The building is the oldest limestone roundhouse in the United States and is listed on the National Register of Historic Places. It was the first railroad to provide a link between Chicago and the Mississippi River. The Pullman Hotel Car was built at the Roundhouse in 1866. The Roundhouse had a profound effect on the development of Aurora into the second largest city in Illinois. It was the largest employer in the area. In 1857 about 350 people worked there. About 250 locomatives were produced there from 1871 – 1910.
The Harry Alshuler House is located at 142 South Lincoln Street in Aurora Illinois. It is a historic home located in the City of Aurora’s Near Eastside Historic District. It was built in 1891 in the Queen Anne gable style.
The Alshuler family: Harry, Charles and Louis established Alshuler Brothers Clothing Store in Aurora in 1885. It was the first store in Aurora to have electric lighting.
Harry Alshuler later became a Director at First National Bank.
The house is beautifully preserved and maintained. It’s important to note that the City of Aurora provides grants for the repair of designated historic properties.
St. Hyacinth Basilica is a Roman Catholic church located at 3636 West Wolfram Street in the Avondale neighborhood in Chicago. It is a member of the Roman Catholic Archdiocese of Chicago. It was founded in 1894 by The Congregation of the Resurrection. It is dedicated to Hyacinth of Poland. It was dedicated October 16, 1921. Since the time it was dedicated St. Hyacinth served a primarily Polish immigrant population in Avondale, known as Jackowo.
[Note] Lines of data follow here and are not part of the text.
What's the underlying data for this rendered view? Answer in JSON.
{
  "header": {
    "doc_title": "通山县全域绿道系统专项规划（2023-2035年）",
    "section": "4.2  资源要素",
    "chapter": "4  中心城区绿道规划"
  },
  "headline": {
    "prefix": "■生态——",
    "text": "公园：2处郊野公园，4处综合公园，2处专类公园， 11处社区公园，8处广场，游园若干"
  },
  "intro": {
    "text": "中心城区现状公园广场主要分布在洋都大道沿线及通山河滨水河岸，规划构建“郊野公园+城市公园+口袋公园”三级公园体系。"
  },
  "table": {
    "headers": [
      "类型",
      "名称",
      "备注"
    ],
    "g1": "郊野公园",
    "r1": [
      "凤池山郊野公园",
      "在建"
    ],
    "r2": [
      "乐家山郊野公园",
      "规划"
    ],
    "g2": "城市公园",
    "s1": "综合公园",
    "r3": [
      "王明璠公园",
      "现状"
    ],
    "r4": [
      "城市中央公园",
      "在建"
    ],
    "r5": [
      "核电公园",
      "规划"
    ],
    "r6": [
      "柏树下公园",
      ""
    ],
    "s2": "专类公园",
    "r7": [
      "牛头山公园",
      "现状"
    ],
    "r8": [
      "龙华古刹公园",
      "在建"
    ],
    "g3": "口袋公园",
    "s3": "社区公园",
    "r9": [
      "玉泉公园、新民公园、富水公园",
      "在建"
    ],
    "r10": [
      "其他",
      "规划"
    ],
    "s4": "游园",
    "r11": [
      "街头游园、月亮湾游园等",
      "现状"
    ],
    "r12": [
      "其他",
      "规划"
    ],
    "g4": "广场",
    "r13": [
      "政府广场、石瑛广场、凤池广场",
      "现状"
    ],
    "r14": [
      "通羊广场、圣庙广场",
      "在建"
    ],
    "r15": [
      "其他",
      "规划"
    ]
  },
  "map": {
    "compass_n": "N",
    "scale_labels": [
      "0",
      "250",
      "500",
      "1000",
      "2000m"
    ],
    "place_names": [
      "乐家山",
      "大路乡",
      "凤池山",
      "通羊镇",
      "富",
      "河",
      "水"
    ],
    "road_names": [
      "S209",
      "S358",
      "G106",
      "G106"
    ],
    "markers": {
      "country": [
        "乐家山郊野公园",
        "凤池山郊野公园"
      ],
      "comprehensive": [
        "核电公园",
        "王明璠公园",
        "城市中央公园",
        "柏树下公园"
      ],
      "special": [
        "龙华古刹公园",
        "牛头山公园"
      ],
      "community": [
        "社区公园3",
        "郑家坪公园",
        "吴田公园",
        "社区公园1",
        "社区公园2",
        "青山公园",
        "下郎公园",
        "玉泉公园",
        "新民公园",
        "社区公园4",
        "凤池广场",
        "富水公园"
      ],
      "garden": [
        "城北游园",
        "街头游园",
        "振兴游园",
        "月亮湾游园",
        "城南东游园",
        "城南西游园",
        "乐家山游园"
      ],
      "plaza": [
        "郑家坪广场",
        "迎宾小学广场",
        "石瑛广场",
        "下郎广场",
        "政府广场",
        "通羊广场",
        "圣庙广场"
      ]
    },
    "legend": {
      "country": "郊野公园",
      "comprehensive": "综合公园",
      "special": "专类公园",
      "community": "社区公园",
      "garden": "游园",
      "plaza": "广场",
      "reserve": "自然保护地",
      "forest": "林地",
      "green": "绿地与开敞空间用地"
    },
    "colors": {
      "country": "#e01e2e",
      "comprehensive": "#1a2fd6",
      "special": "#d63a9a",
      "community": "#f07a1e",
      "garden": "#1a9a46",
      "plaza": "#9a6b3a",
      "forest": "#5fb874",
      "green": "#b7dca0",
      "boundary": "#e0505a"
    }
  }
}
St. Hyacinth church was designed and built by architects Worthmann and Steinbach as a basilica in the Classical Revival style. It is an example of the “Polish Cathedral Style” of churches because of its grandiose beauty and large size. Its ornate interior is of the Baroque style and has paintings by renowned artists Zukotynski and Stanisia. Renovation of the interior started in the 1990s and has largely been completed with some work still being done. What I like the most about St. Hyacinth’s is that everything there has meaning. It all symbolizes something important and is preserved. It is too much to mention it all here, but one example is the 121 relics of the Saints of the Catholic Church that are viewable on All Saints Day. And something that is viewable at any time is the dome mural of over 150 saints, clergy and laity. And of course the beautiful stained glass windows prepared by Meyer Co. of Munich Germany and later ones by the Zettler Co. of New York.
The church also has a beautiful courtyard with statues of Jesus and the Virgin Mary with Jesus as a boy. There is also a separate area outside that has monuments to Pope John Paul II, Father Jerzy Popieluszko and memorials to parishioners who served in the Blue Army during World War I. It is called the “Garden of Memory.”
Since it is a center for the Polish population in Chicago, St. Hyacinth’s has been visited by prominent leaders of the church, as well as politicians reaching out to Polish Americans. Former President of Poland Lech Walesa attended. Pope John Paul II attended prior to becoming Pope and President George H.W. Bush attended as Vice President and while campaigning for President. Mayor Rahm Emanuel has also spoken there.
I hope you enjoy the photos of this beautiful church as much as I enjoyed visiting the church. Seeing the care that was taken to preserve this beautiful church and its artifacts gave new meaning to my life.